Over at Science Careers a self proclaimed scientist/comedian Adam Ruben discusses why he used humor in science.
“Blah blah citric acid cycle blah blah succinic dehydrogenase blah blah DOONESBURY CARTOON blah blah pyruvate.”
More importantly, he discusses when he stopped.
“My adviser never outright said so, but I knew what he was thinking: You had time to make the goat picture, but you didn’t have time to improve the actual science? I wanted to explain that, in the same way that people who are full can still eat dessert and claim it’s destined for “a different stomach,” science-improving and goat-Photoshopping were not mutually exclusive activities, but I didn’t think it would bolster my cause.”
He also ends on a somewhat sobering note:
“Just don’t use humor in grant applications. There’s no need—scientific funding is already a joke.”
Worth thinking about for sure!
Read more of his column Experimental Errors!
Here on NiB we often mention the problems that science is having with public perception. From controversies over biological collections, to finding extra terrestrial life in the octopus , to more basics like teaching evolution and vaccinations.
We as a group have trouble relating to the public what we do and why we do it. And it truly is a shame.
In response a recent post on Yale Climate Connections made a desperate call for scientists to do just that.

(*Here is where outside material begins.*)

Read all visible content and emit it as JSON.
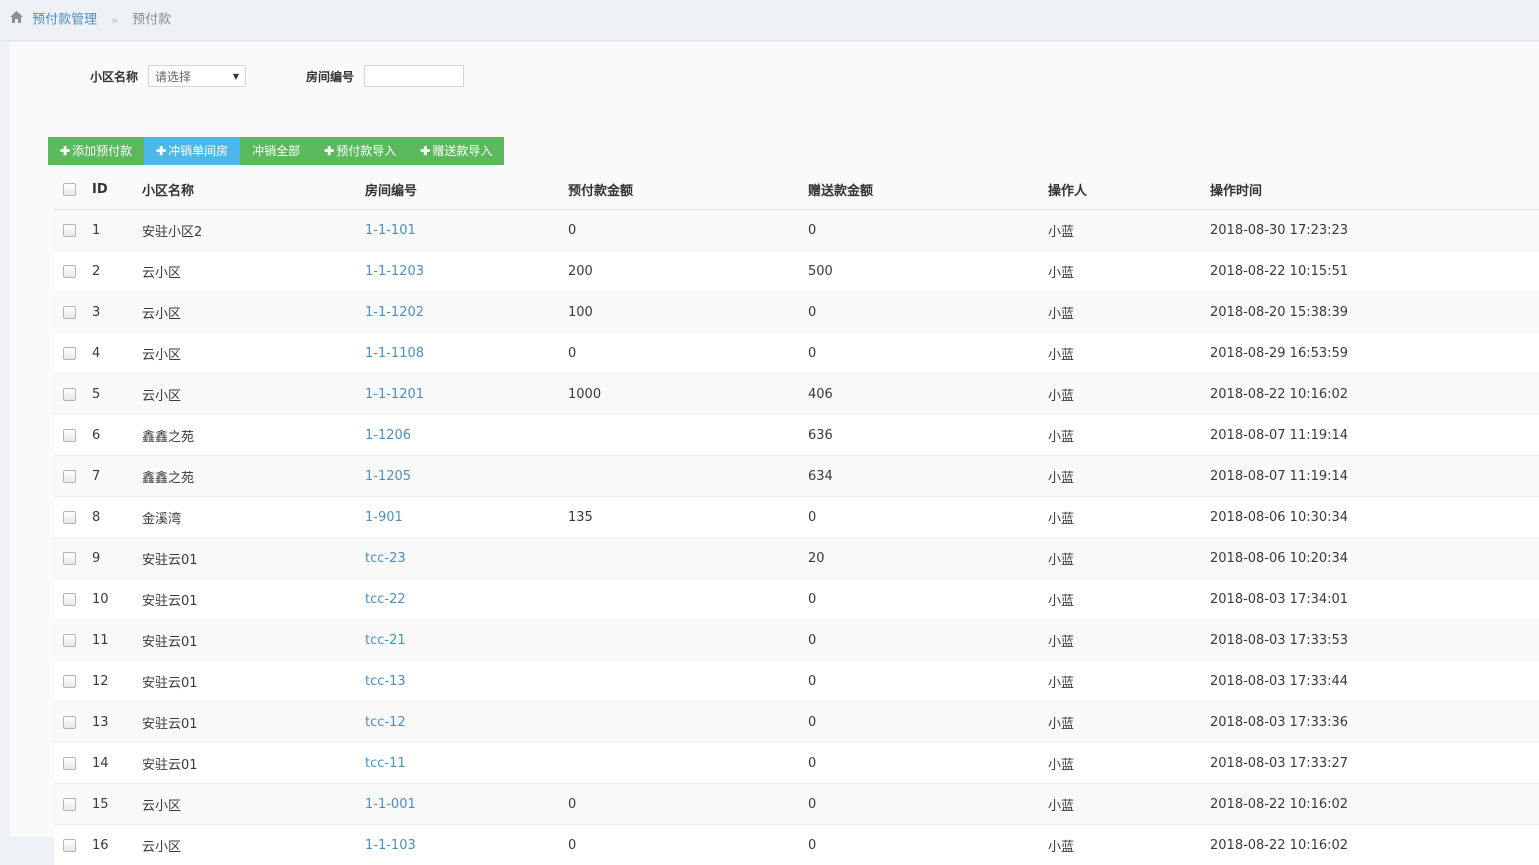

The article also introduces “Grad Slam“. Started in the University of California system, it asks graduate students to take years of academic toil and work and to present it free of jargon or technical lingo. In just three short minutes. It’s like a Ted talk, an exit seminar and an elevator speech had a love child. Check it out below, and consider throwing one of your own.